"It is the likes of Austen and Dickens and Carroll who prosper over the longer term, not their more artistically praised contemporaries. This is not, as some have suggested in the comments on Adam Roberts’ post, about advocating a race to the bottom. The simply populist doesn’t necessarily survive any better than the deliberately obscurantist. Edward Bulwer-Lyttle, though selling by the bucket load in his day, is now remembered (if he is remembered) for the competition bearing his name [...] I sense that a writer like Jeffrey Archer (who, Wikipedia reckons, may have sold up to 250 million books in his career) is being forgotten even as he continues to write." 
Welcome to my World: Which Culture? Roberts vs. Franzen ... sort of
See also e.g. You Wouldn't Like Jonathan Franzen When He's Angry. So can we discover what part of YA speaks to the crucial concerns of the moment, without becoming too distracted by how whatever it is is implicated in YA's popularity or its survival?

In a not-quite-finished review of Cory Doctorow's YA novel Pirate Cinema I'm trying to make a suggestion about that: perhaps YA is peculiarly invested in communicative simplicity as such? And perhaps what it mostly speaks to is anomie, or some distinct phase or transformation of anomie? I think this might be a fruitful line, especially insofar as it (a) reserves a big role for addictive and overwhelming passion, as a tremendously clarifying force, and (b) reserves a big role for popularity, since what counts as familiar or unfamiliar can be contested by a widely read and/or influential work.

See also Jonathan McCalmont's 2008 article on SF & YA, "A Virus with Space Shoes: SF, YA, all that"; his more recent "How to Fix (Discussion of) The Hugo Awards"; also Adam Roberts' Booker commentary in 2009, fighting SF's coroner; his 2001 "Man Booker Prize: Crunching the Numbers"; also Are You Down With the Kids?carefuck your age: academia is the greatest fandom on earth; also Patrick Nielson Hayden's "Regarding a YA category for the Hugo awards";  Farah Mendlesohn's recent "Why I am currently agnostic re the YA [Hugo] Award."

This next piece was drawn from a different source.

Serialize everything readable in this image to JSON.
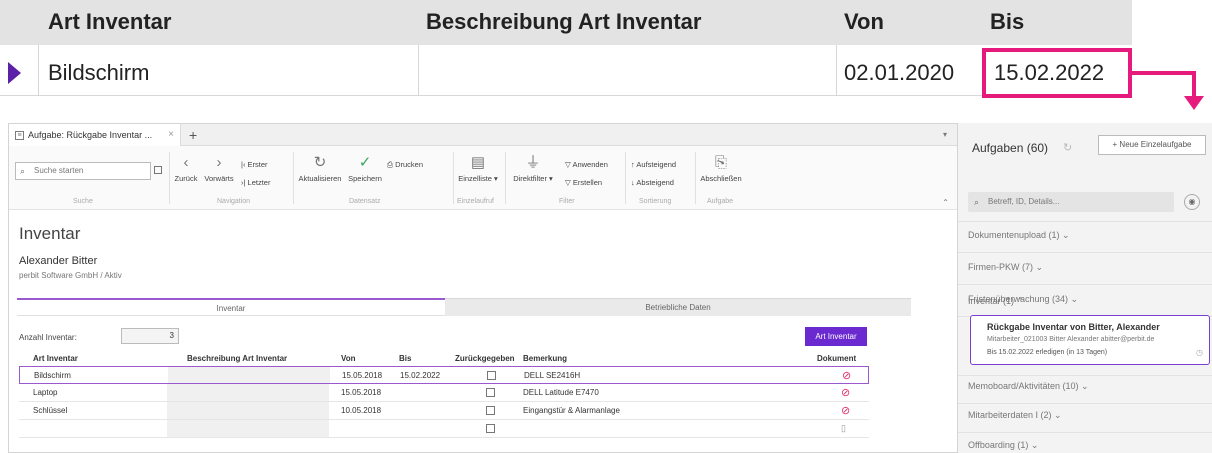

"The blue carpet underfoot was embroiled with the CyberTech Defence Systems insignia every five meters or so."
Adam Roberts' recent post finding the most amusingly badly-written bits of R S Johnson's The Genesis Project: the Children of CS-13 (2011) makes a good comparison: "the lesson is that many readers couldn't recognise good writing if it walked up and embroiled them on the arse." There is quite possibly some sock puppetry afoot, or foot puppetry asock, in the reviews section of Genesis. But if this book is anything like the work of, say, Dan Brown, or a lot of John Grisham, then perhaps its badness is as much an effect of the reader's incompetence as it is of the author's. A literary critic, after all, should be able to shapeshift to become all the kinds of reader demanded by the text (and more besides). But how many critics have the reader-who-enjoys-The Genesis Project in their morph repertoire? What does it feel like to enjoy this book? What does it feel like not to notice the inadvertent wordplay, the crazycam shifts of perspective, the disintegration of description into faulty syllogisms, the dead metaphors coming lurchingly to life, the unnecessary poetry, the howlingly indecorous diction? If these things swim out of focus, what swims into focus?

Also on literary "badness," and whether or not it is bad, check out Travis Tea's Atlantis Nights (PDF); also Keston Sutherland's 2001 article on bathos in poetry. "Every feature of language identified by Pope as bathetic, is now a defining and admired feature of our poetry. What more can we ask for?"